Task to carry out
Lines with the word "Gretech" in them are the ones to copy from the records.

Record excerpts
========================================

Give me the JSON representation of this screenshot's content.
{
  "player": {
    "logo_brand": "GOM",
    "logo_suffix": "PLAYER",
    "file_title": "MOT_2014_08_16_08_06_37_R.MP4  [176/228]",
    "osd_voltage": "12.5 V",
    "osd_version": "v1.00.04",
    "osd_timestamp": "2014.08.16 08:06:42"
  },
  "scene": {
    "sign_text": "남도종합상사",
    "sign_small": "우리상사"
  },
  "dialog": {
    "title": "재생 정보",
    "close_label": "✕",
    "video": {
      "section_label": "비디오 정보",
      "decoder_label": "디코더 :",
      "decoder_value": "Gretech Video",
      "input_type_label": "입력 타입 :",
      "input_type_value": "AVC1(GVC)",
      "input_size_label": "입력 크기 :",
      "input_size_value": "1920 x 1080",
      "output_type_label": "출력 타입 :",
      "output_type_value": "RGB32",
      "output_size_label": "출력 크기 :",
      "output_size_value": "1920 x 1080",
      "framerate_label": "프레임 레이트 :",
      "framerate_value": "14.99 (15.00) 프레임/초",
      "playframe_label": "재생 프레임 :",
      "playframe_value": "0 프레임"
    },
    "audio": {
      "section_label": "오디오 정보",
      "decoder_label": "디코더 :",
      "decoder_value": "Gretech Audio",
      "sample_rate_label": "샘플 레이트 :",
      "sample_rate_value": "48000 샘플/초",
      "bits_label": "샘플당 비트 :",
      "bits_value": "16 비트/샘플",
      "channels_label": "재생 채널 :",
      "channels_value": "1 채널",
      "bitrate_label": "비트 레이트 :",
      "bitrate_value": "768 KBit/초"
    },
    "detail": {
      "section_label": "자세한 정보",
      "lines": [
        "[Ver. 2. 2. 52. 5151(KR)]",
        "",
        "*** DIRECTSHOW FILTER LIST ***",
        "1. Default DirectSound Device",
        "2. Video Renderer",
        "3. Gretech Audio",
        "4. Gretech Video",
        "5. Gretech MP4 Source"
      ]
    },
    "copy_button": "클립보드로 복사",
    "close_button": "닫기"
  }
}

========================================

Written answer
      "decoder_value": "Gretech Video",
      "decoder_value": "Gretech Audio",
        "3. Gretech Audio",
        "4. Gretech Video",
        "5. Gretech MP4 Source"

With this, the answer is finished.